▶ [DATASET ENTRIES]
● ● ● ● ●

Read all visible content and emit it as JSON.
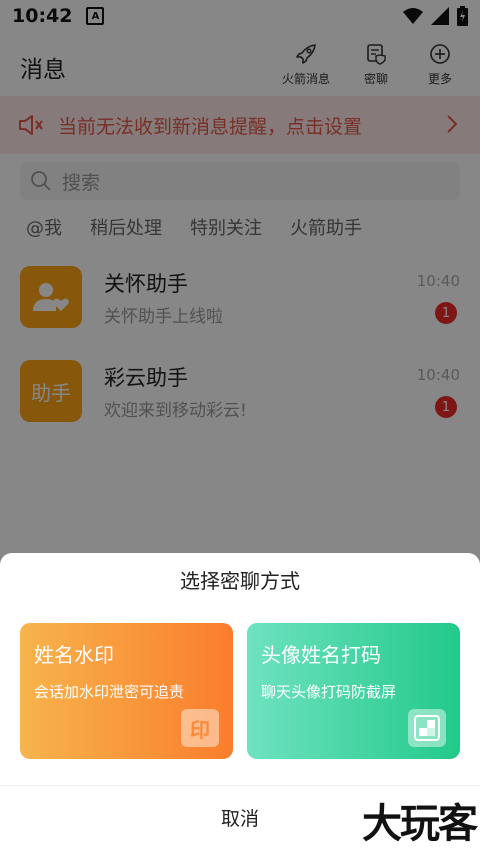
{
  "status": {
    "time": "10:42",
    "a_badge": "A"
  },
  "header": {
    "title": "消息"
  },
  "top_actions": [
    {
      "label": "火箭消息",
      "icon": "rocket-icon"
    },
    {
      "label": "密聊",
      "icon": "secret-chat-icon"
    },
    {
      "label": "更多",
      "icon": "plus-circle-icon"
    }
  ],
  "notice": {
    "text": "当前无法收到新消息提醒，点击设置"
  },
  "search": {
    "placeholder": "搜索"
  },
  "filters": [
    "@我",
    "稍后处理",
    "特别关注",
    "火箭助手"
  ],
  "chats": [
    {
      "name": "关怀助手",
      "preview": "关怀助手上线啦",
      "time": "10:40",
      "badge": "1",
      "avatar_text": ""
    },
    {
      "name": "彩云助手",
      "preview": "欢迎来到移动彩云!",
      "time": "10:40",
      "badge": "1",
      "avatar_text": "助手"
    }
  ],
  "sheet": {
    "title": "选择密聊方式",
    "options": [
      {
        "title": "姓名水印",
        "desc": "会话加水印泄密可追责",
        "icon_text": "印"
      },
      {
        "title": "头像姓名打码",
        "desc": "聊天头像打码防截屏",
        "icon_text": ""
      }
    ],
    "cancel": "取消"
  },
  "watermark": "大玩客",
  "colors": {
    "accent_orange": "#ffa617",
    "notice_red": "#e05a4a",
    "badge_red": "#ee2a2a",
    "option_orange": "#fb7d2d",
    "option_green": "#22c98a"
  }
}
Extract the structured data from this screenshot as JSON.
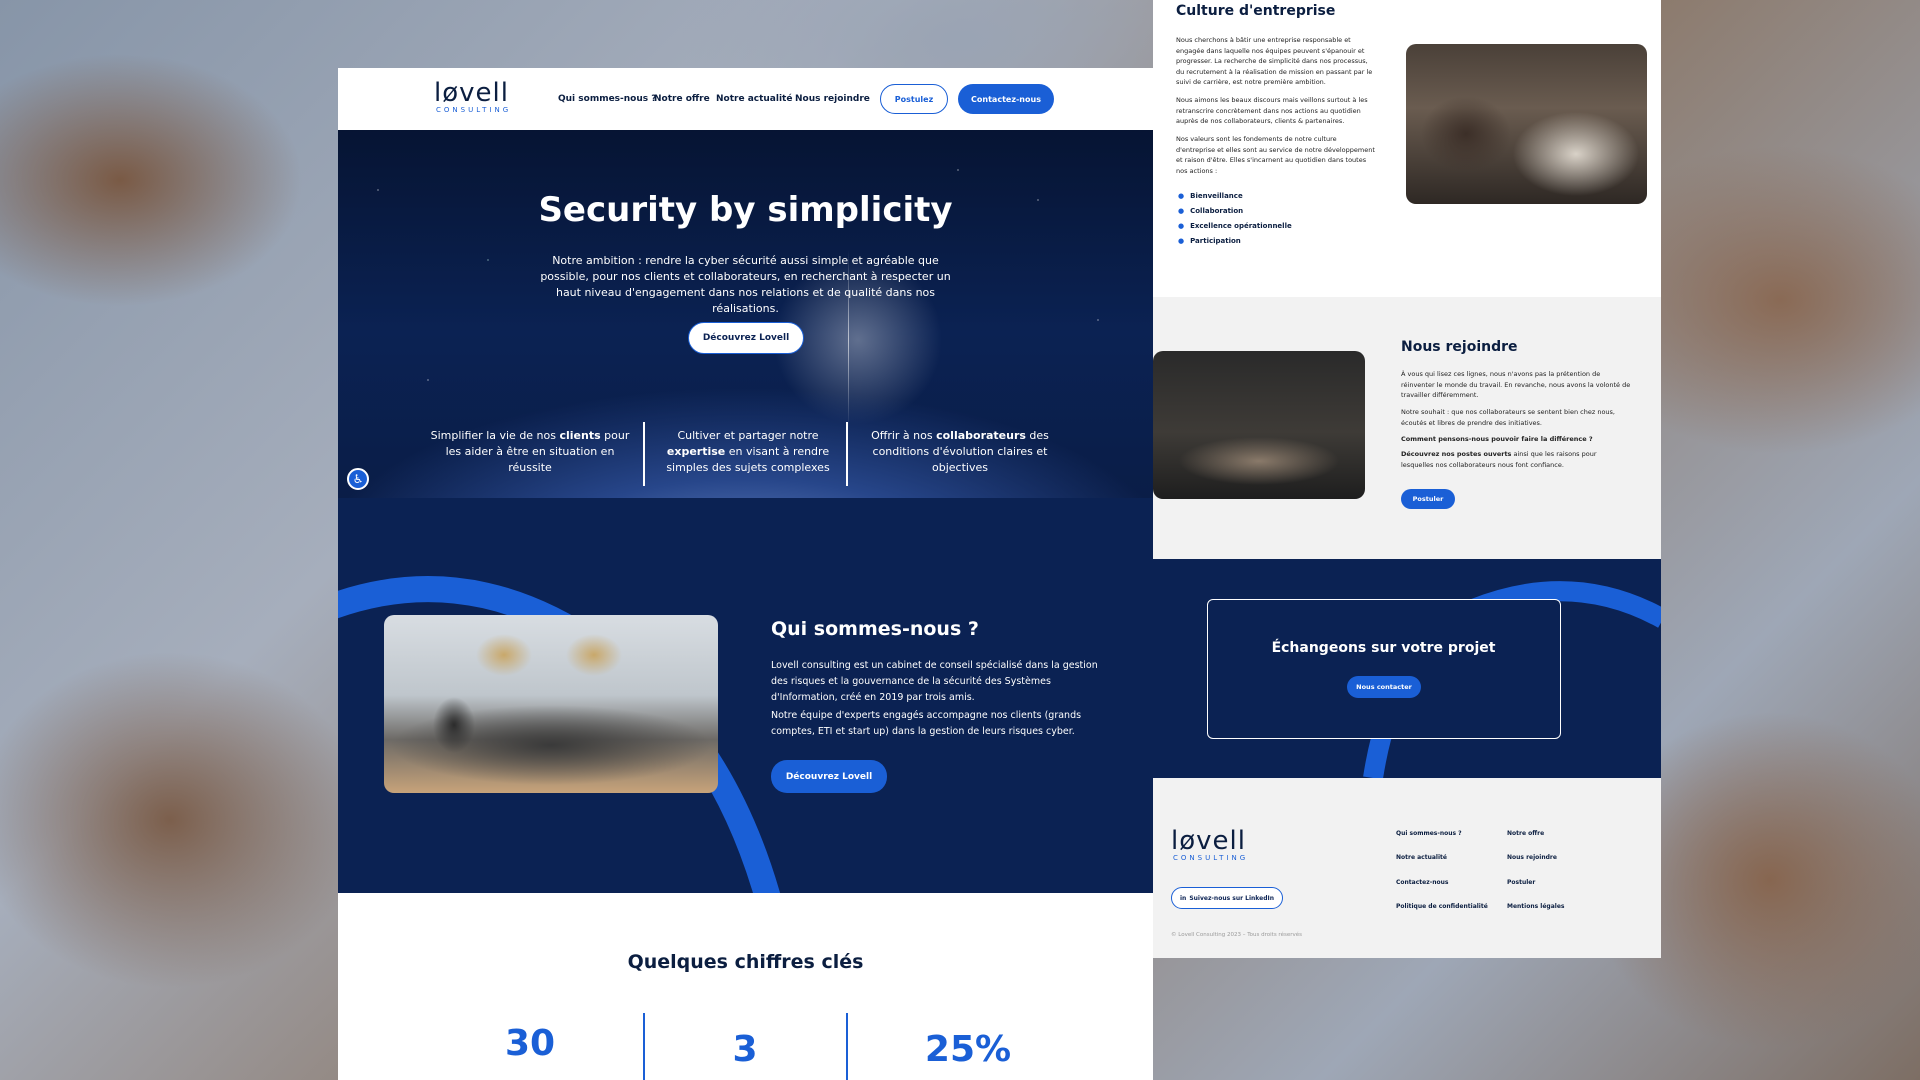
{
  "nav": {
    "logo_word": "løvell",
    "logo_sub": "CONSULTING",
    "links": [
      "Qui sommes-nous ?",
      "Notre offre",
      "Notre actualité",
      "Nous rejoindre"
    ],
    "postulez": "Postulez",
    "contact": "Contactez-nous"
  },
  "hero": {
    "title": "Security by simplicity",
    "text": "Notre ambition : rendre la cyber sécurité aussi simple et agréable que possible, pour nos clients et collaborateurs, en recherchant à respecter un haut niveau d'engagement dans nos relations et de qualité dans nos réalisations.",
    "cta": "Découvrez Lovell",
    "pillars": [
      {
        "pre": "Simplifier la vie de nos ",
        "bold": "clients",
        "post": " pour les aider à être en situation en réussite"
      },
      {
        "pre": "Cultiver et partager notre ",
        "bold": "expertise",
        "post": " en visant à rendre simples des sujets complexes"
      },
      {
        "pre": "Offrir à nos ",
        "bold": "collaborateurs",
        "post": " des conditions d'évolution claires et objectives"
      }
    ]
  },
  "about": {
    "title": "Qui sommes-nous ?",
    "p1": "Lovell consulting est un cabinet de conseil spécialisé dans la gestion des risques et la gouvernance de la sécurité des Systèmes d'Information, créé en 2019 par trois amis.",
    "p2": "Notre équipe d'experts engagés accompagne nos clients (grands comptes, ETI et start up) dans la gestion de leurs risques cyber.",
    "cta": "Découvrez Lovell"
  },
  "stats": {
    "title": "Quelques chiffres clés",
    "values": [
      "30",
      "3",
      "25%"
    ]
  },
  "culture": {
    "title": "Culture d'entreprise",
    "p1": "Nous cherchons à bâtir une entreprise responsable et engagée dans laquelle nos équipes peuvent s'épanouir et progresser. La recherche de simplicité dans nos processus, du recrutement à la réalisation de mission en passant par le suivi de carrière, est notre première ambition.",
    "p2": "Nous aimons les beaux discours mais veillons surtout à les retranscrire concrètement dans nos actions au quotidien auprès de nos collaborateurs, clients & partenaires.",
    "p3": "Nos valeurs sont les fondements de notre culture d'entreprise et elles sont au service de notre développement et raison d'être. Elles s'incarnent au quotidien dans toutes nos actions :",
    "values": [
      "Bienveillance",
      "Collaboration",
      "Excellence opérationnelle",
      "Participation"
    ]
  },
  "join": {
    "title": "Nous rejoindre",
    "p1": "À vous qui lisez ces lignes, nous n'avons pas la prétention de réinventer le monde du travail. En revanche, nous avons la volonté de travailler différemment.",
    "p2": "Notre souhait : que nos collaborateurs se sentent bien chez nous, écoutés et libres de prendre des initiatives.",
    "p3": "Comment pensons-nous pouvoir faire la différence ?",
    "p4_bold": "Découvrez nos postes ouverts",
    "p4_rest": " ainsi que les raisons pour lesquelles nos collaborateurs nous font confiance.",
    "cta": "Postuler"
  },
  "project": {
    "title": "Échangeons sur votre projet",
    "cta": "Nous contacter"
  },
  "footer": {
    "logo_word": "løvell",
    "logo_sub": "CONSULTING",
    "linkedin": "Suivez-nous sur LinkedIn",
    "linkedin_icon": "in",
    "links": [
      "Qui sommes-nous ?",
      "Notre offre",
      "Notre actualité",
      "Nous rejoindre",
      "Contactez-nous",
      "Postuler",
      "Politique de confidentialité",
      "Mentions légales"
    ],
    "copyright": "© Lovell Consulting 2023 – Tous droits réservés"
  },
  "colors": {
    "navy": "#0b2253",
    "blue": "#1a5fd6"
  }
}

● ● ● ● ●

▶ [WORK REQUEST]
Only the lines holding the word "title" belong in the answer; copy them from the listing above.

▶ [PROBLEM SOLUTION]
    "title": "消息"
    "title": "选择密聊方式",
        "title": "姓名水印",
        "title": "头像姓名打码",
    "title": "Security by simplicity",
    "title": "Qui sommes-nous ?",
    "title": "Quelques chiffres clés",
    "title": "Culture d'entreprise",
    "title": "Nous rejoindre",
    "title": "Échangeons sur votre projet",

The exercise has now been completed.